A completely text-based AAC system will likely work for most literate people. However, there are some people who can read and write very well and still find symbols useful sometimes. People who intermittently lose speech may be more likely to experience this. If you have trouble remembering words or reading when you lose speech, symbols may still be helpful. Some people may have trouble remembering certain phrases (like “that’s none of your business”) are an option. Sometimes, symbols can be a useful reminder of the power of these phrases. If this applies to you, you may want to consider a symbol-based AAC system. Most symbol-based systems also include a way to type messages.
Many people begin using symbol-based AAC systems before they can read or write. All AAC learners should have access to comprehensive literacy instruction. Eventually, many symbol-based AAC users may be able to transition to a text-based AAC system. You might consider introducing a text-based AAC system when you notice that the AAC user:
- chooses to use the keyboard in their symbol-based AAC app to type rather than finding buttons in the grid
- spends most of their time in the symbol-based app in the keyboard section
- creates new buttons and types text into them
- uses the keyboard to enter text in other apps or do online searches
When transitioning, make sure to keep both the new text-based AAC system and older symbol-based system available, so the user can choose which to use when. You can read more about transitioning to text-based AAC in our blog post, Transitioning from symbols to text-based AAC. You can find guidance on supporting language development for users of symbol-based AAC systems in the Symbol-based AAC Learn section.
If you or the person you support don’t need symbols, text-based AAC is often more efficient than using a symbol-based AAC system’s typing features. A good text-based AAC system has features that make communication as fast and efficient as possible. These include abbreviation expansion, word and sentence prediction, customizable phrase banks, and ways to save and return to ongoing conversations.
Get help choosing your text-based AAC system
It can often be helpful to have an evaluation with a speech-language pathologist (SLP) experienced in AAC. Often, conditions that disrupt speech also affect hand use and coordination. This can interfere with communication speed and accuracy or make certain types of AAC systems impossible to use. A knowledgeable AAC SLP can help you find the AAC system and access method that works best for you.
It is important to check the background of the SLP you are considering working with. Some AAC SLPs primarily work with children with conditions like autism and childhood apraxia of speech. These SLPs may be less familiar with text-based systems and alternative access methods.

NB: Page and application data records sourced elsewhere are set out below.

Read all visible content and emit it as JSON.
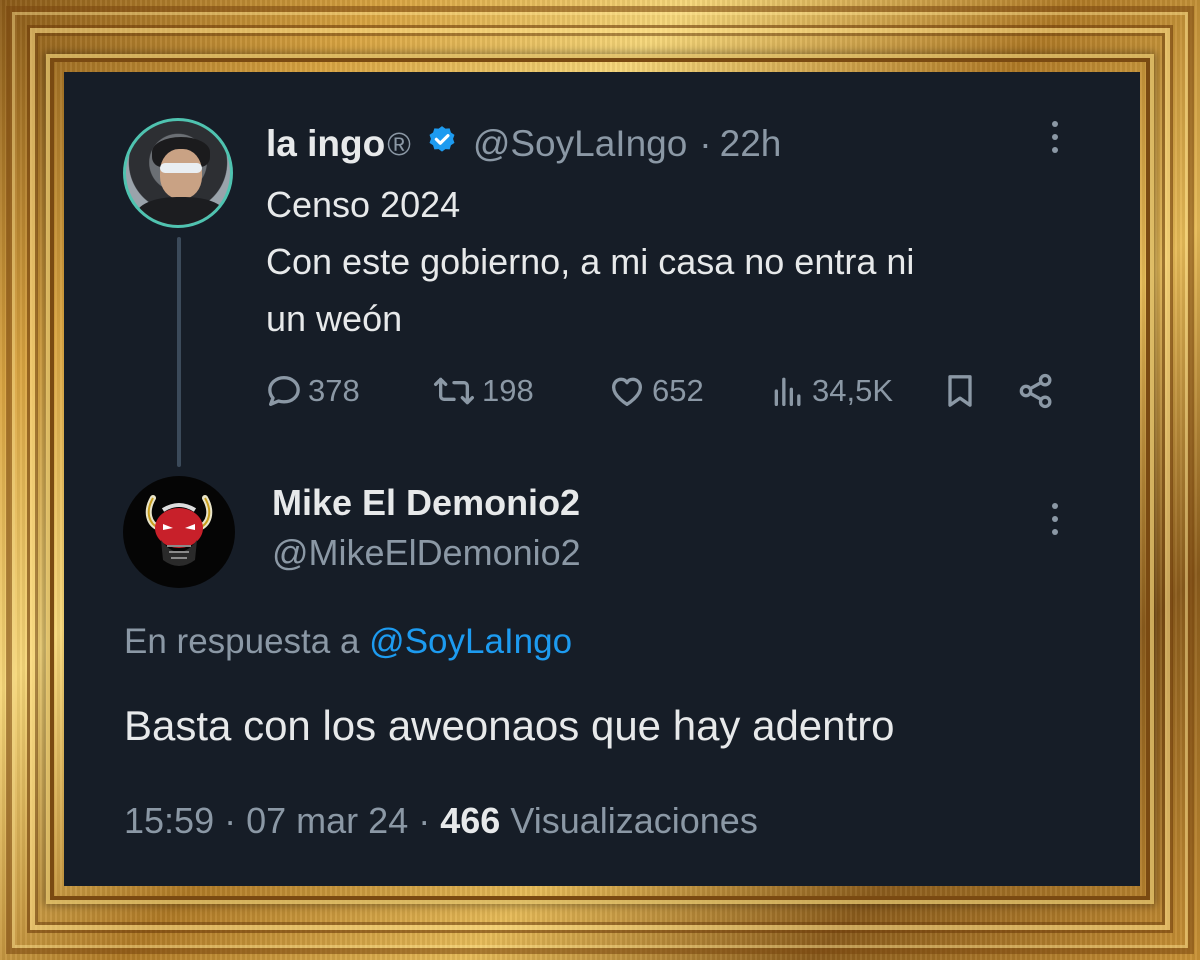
{
  "parent_tweet": {
    "display_name": "la ingo",
    "registered_mark": "®",
    "handle": "@SoyLaIngo",
    "separator": "·",
    "time_ago": "22h",
    "text_lines": [
      "Censo 2024",
      "Con este gobierno, a mi casa no entra ni",
      "un weón"
    ],
    "actions": {
      "replies": "378",
      "retweets": "198",
      "likes": "652",
      "views": "34,5K"
    },
    "verified_color": "#1d9bf0"
  },
  "reply_tweet": {
    "display_name": "Mike El Demonio2",
    "handle": "@MikeElDemonio2",
    "in_reply_prefix": "En respuesta a",
    "in_reply_mention": "@SoyLaIngo",
    "text": "Basta con los aweonaos que hay adentro",
    "time": "15:59",
    "date": "07 mar 24",
    "separator": "·",
    "view_count": "466",
    "views_label": "Visualizaciones"
  },
  "icons": [
    "more-icon",
    "verified-badge-icon",
    "reply-icon",
    "retweet-icon",
    "like-icon",
    "views-icon",
    "bookmark-icon",
    "share-icon"
  ],
  "colors": {
    "background": "#161d27",
    "text_primary": "#e7e9ea",
    "text_secondary": "#8b98a5",
    "accent": "#1d9bf0",
    "frame": "#d9a441"
  }
}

Additionally, if you usually have fluent speech but occasionally lose it or can’t always communicate what you mean, you may have a very hard time finding an SLP. Your best option may be to look for people with similar experiences online. Here are some places you can start:
- Adult Users of Proloquo2Go and Proloquo4Text Facebook group
- AAC posts from Yes, That Too, the blog of an autistic part-time AAC user
- Coping with a crisis when you have intermittent speech, by Maxfield Sparrow
- Blog post interviewing Paula Durbin-Westby, an autistic activist with intermittent speech
- Autism, Speech, and Assistive Technology - archived article from the autistics.org library
- Backup communication methods post from Real Social Skills
Just one part of communication
You might not use your AAC system all the time. Or, you might mix high-tech and low-tech AAC methods depending on the situation and the people you are talking to. Sometimes, with people who already know you well, it can be faster to communicate many messages using speech or gestures. Or, you might find that talking with your husband or wife feels more intimate using a low-tech communication board. This is not a problem at all. The right way to use AAC is the way that works for you!
Links and references
Adult Users of Proloquo2Go and Proloquo4Text Facebook group
AAC Institute: information on AAC and ALS/MND
Yes, That Too: #AAC Awareness Month
Vanderheiden, G.C., & Yoder, D.E. (1986). Overview. In S. W. Blackstone (Ed.), Augmentative communication: An introduction (pp. 1—28). Rockville, MD: American Speech-Language-Hearing Association.